Greek Finance Minister Yannis Stournaras expects the troika of international lenders to deliver its report on Greece in mid-October and is optimistic Athens will get a new tranche of aid by the end of October, according to a German paper.

Athens held talks this week with inspectors from the "troika" of European Commission, European Central Bank and International Monetary Fund lenders to bridge differences over 2 billion euros of disputed austerity cuts.

But Stournaras was quoted by mass-selling German daily Bild as saying there was "no dispute with the troika".

"We are on a good path," he told Bild, for an article to be published in its Thursday edition. "I expect the troika report by mid-October. And I am very optimistic that Greece will get fresh money from the last package by the end of October."

The Greek finance minister said his country needed more time, not more money.

"That is precisely what I will explain to my finance minister colleagues at the weekend," he said, referring to a meeting of Eurogroup finance ministers on October 8.

"And I will explain to them and hopefully convince them how it can work, so that we get more time and it does not cost more money," he said. "I will once again tell my EU colleagues quite clearly: We are not asking for more money."

The IMF wants Greece to cut its debt further to make up for going hugely off-track from the terms of its bailout, while Europe is resisting the option of a new debt restructuring and instead prefers to give Athens more time to get back on track, officials have told Reuters.

Another debt restructuring would in particular be a major blow to German Chancellor Angela Merkel, whose country is the biggest contributor to euro zone rescue funds, and diplomats say she would be eager to avoid such an event before a September 2013 German general election.

Greece unveiled an austerity budget this week that predicted a sixth year of recession in 2013 but failed to convince the troika, which has been skeptical of Athens' plans to cut health and defense spending.

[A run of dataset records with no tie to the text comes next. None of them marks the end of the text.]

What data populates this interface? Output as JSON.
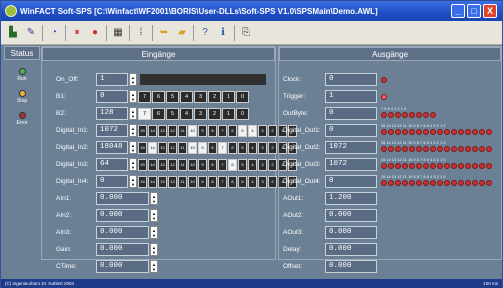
{
  "window": {
    "title": "WinFACT Soft-SPS [C:\\Winfact\\WF2001\\BORIS\\User-DLLs\\Soft-SPS V1.0\\SPSMain\\Demo.AWL]",
    "min": "_",
    "max": "□",
    "close": "X"
  },
  "status": {
    "header": "Status",
    "run": "Run",
    "stop": "Stop",
    "error": "Error",
    "run_color": "#4caf50",
    "stop_color": "#f0b23a",
    "error_color": "#b03030"
  },
  "inputs": {
    "header": "Eingänge",
    "on_off": {
      "label": "On_Off:",
      "value": "1"
    },
    "b1": {
      "label": "B1:",
      "value": "0",
      "bits": [
        "7",
        "6",
        "5",
        "4",
        "3",
        "2",
        "1",
        "0"
      ]
    },
    "b2": {
      "label": "B2:",
      "value": "128",
      "bits": [
        "7",
        "6",
        "5",
        "4",
        "3",
        "2",
        "1",
        "0"
      ]
    },
    "din1": {
      "label": "Digital_In1:",
      "value": "1072"
    },
    "din2": {
      "label": "Digital_In2:",
      "value": "18048"
    },
    "din3": {
      "label": "Digital_In3:",
      "value": "64"
    },
    "din4": {
      "label": "Digital_In4:",
      "value": "0"
    },
    "ain1": {
      "label": "AIn1:",
      "value": "0.000"
    },
    "ain2": {
      "label": "AIn2:",
      "value": "0.000"
    },
    "ain3": {
      "label": "AIn3:",
      "value": "0.000"
    },
    "gain": {
      "label": "Gain:",
      "value": "0.000"
    },
    "ctime": {
      "label": "CTime:",
      "value": "0.000"
    },
    "wordbits": [
      "15",
      "14",
      "13",
      "12",
      "11",
      "10",
      "9",
      "8",
      "7",
      "6",
      "5",
      "4",
      "3",
      "2",
      "1",
      "0"
    ]
  },
  "outputs": {
    "header": "Ausgänge",
    "clock": {
      "label": "Clock:",
      "value": "0"
    },
    "trigger": {
      "label": "Trigger:",
      "value": "1"
    },
    "outbyte": {
      "label": "OutByte:",
      "value": "0",
      "bits": "7 6 5 4 3 2 1 0"
    },
    "dout1": {
      "label": "Digital_Out1:",
      "value": "0"
    },
    "dout2": {
      "label": "Digital_Out2:",
      "value": "1072"
    },
    "dout3": {
      "label": "Digital_Out3:",
      "value": "1072"
    },
    "dout4": {
      "label": "Digital_Out4:",
      "value": "0"
    },
    "wordbits": "15 14 13 12 11 10 9 8 7 6 5 4 3 2 1 0",
    "aout1": {
      "label": "AOut1:",
      "value": "1.200"
    },
    "aout2": {
      "label": "AOut2:",
      "value": "0.000"
    },
    "aout3": {
      "label": "AOut3:",
      "value": "0.000"
    },
    "delay": {
      "label": "Delay:",
      "value": "0.000"
    },
    "offset": {
      "label": "Offset:",
      "value": "0.000"
    }
  },
  "statusbar": {
    "left": "(C) Ingenieurbüro Dr. Kahlert 2004",
    "right": "100 ms"
  }
}
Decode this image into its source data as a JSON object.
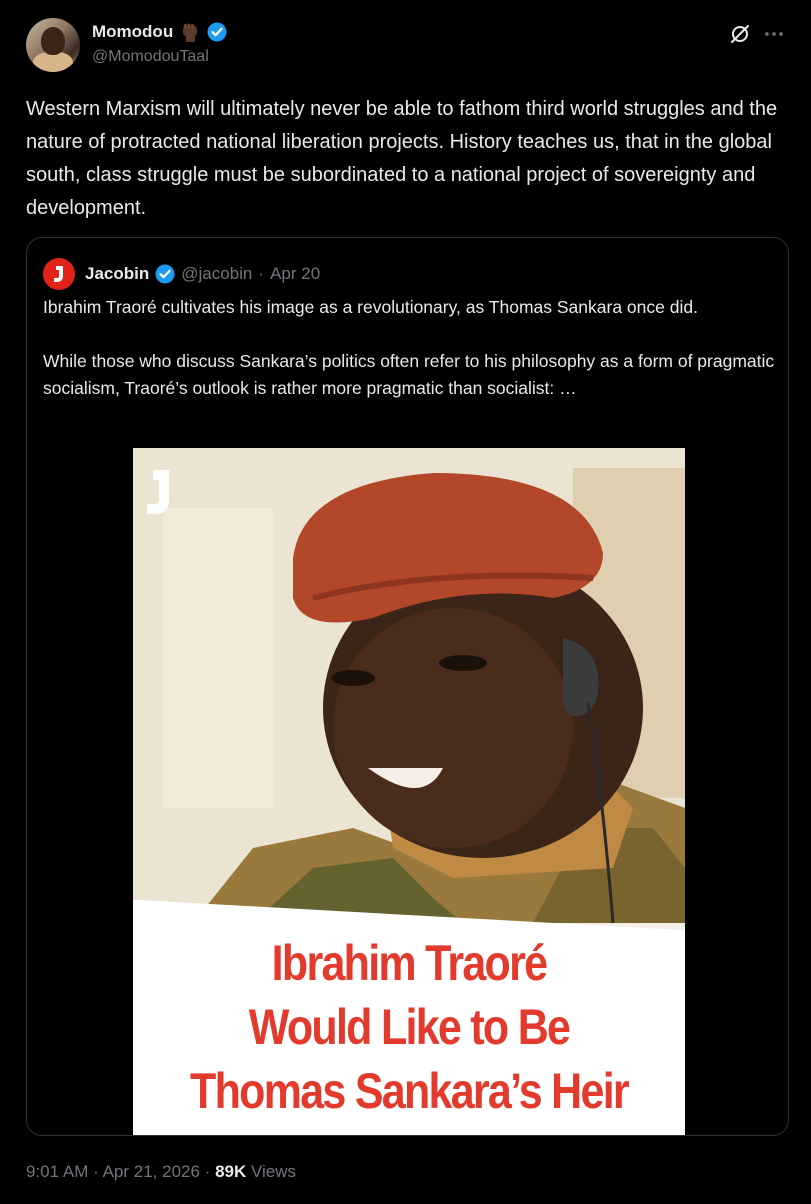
{
  "author": {
    "display_name": "Momodou",
    "handle": "@MomodouTaal"
  },
  "tweet": {
    "text": "Western Marxism will ultimately never be able to fathom third world struggles and the nature of protracted national liberation projects. History teaches us, that in the global south, class struggle must be subordinated to a national project of sovereignty and development."
  },
  "quote": {
    "name": "Jacobin",
    "handle": "@jacobin",
    "separator": "·",
    "date": "Apr 20",
    "paragraph1": "Ibrahim Traoré cultivates his image as a revolutionary, as Thomas Sankara once did.",
    "paragraph2": "While those who discuss Sankara’s politics often refer to his philosophy as a form of pragmatic socialism, Traoré’s outlook is rather more pragmatic than socialist: …",
    "image": {
      "headline_lines": [
        "Ibrahim Traoré",
        "Would Like to Be",
        "Thomas Sankara’s Heir"
      ]
    }
  },
  "meta": {
    "time": "9:01 AM",
    "sep1": "·",
    "date": "Apr 21, 2026",
    "sep2": "·",
    "views_count": "89K",
    "views_label": "Views"
  },
  "icons": {
    "fist": "raised-fist-emoji",
    "verified": "verified-badge",
    "grok": "grok-icon",
    "more": "more-icon"
  },
  "colors": {
    "background": "#000000",
    "text": "#e7e9ea",
    "secondary": "#71767b",
    "verified": "#1d9bf0",
    "jacobin_red": "#e2231a",
    "headline_red": "#e23a2c"
  }
}
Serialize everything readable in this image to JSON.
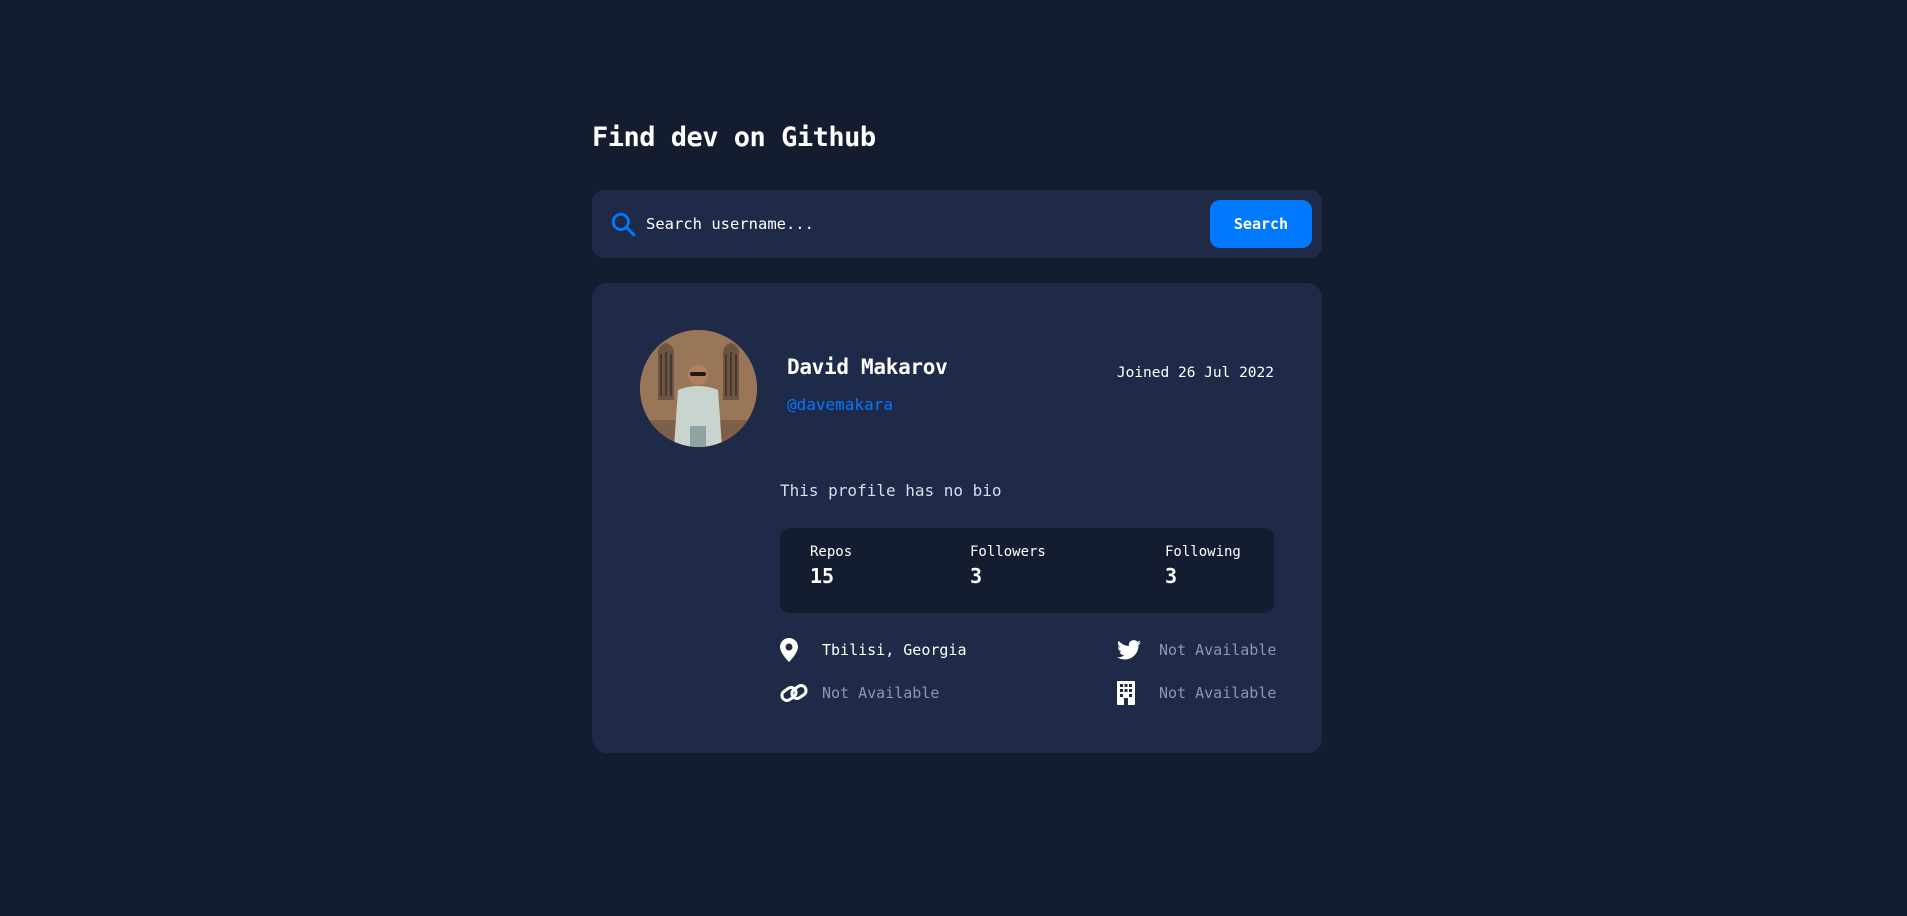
{
  "header": {
    "title": "Find dev on Github"
  },
  "search": {
    "placeholder": "Search username...",
    "value": "",
    "button_label": "Search"
  },
  "colors": {
    "background": "#141d2f",
    "card": "#1e2a47",
    "accent": "#0079ff",
    "muted": "#8d96aa"
  },
  "profile": {
    "name": "David Makarov",
    "handle": "@davemakara",
    "joined": "Joined 26 Jul 2022",
    "bio": "This profile has no bio",
    "avatar_icon": "avatar-photo"
  },
  "stats": [
    {
      "label": "Repos",
      "value": "15"
    },
    {
      "label": "Followers",
      "value": "3"
    },
    {
      "label": "Following",
      "value": "3"
    }
  ],
  "links": {
    "location": {
      "icon": "location-pin-icon",
      "text": "Tbilisi, Georgia"
    },
    "twitter": {
      "icon": "twitter-icon",
      "text": "Not Available"
    },
    "website": {
      "icon": "link-icon",
      "text": "Not Available"
    },
    "company": {
      "icon": "building-icon",
      "text": "Not Available"
    }
  }
}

Stournaras said it was time to combat the recession, as "this situation cannot continue like this forever".

(Reporting By Sarah Marsh; editing by Stephen Nisbet)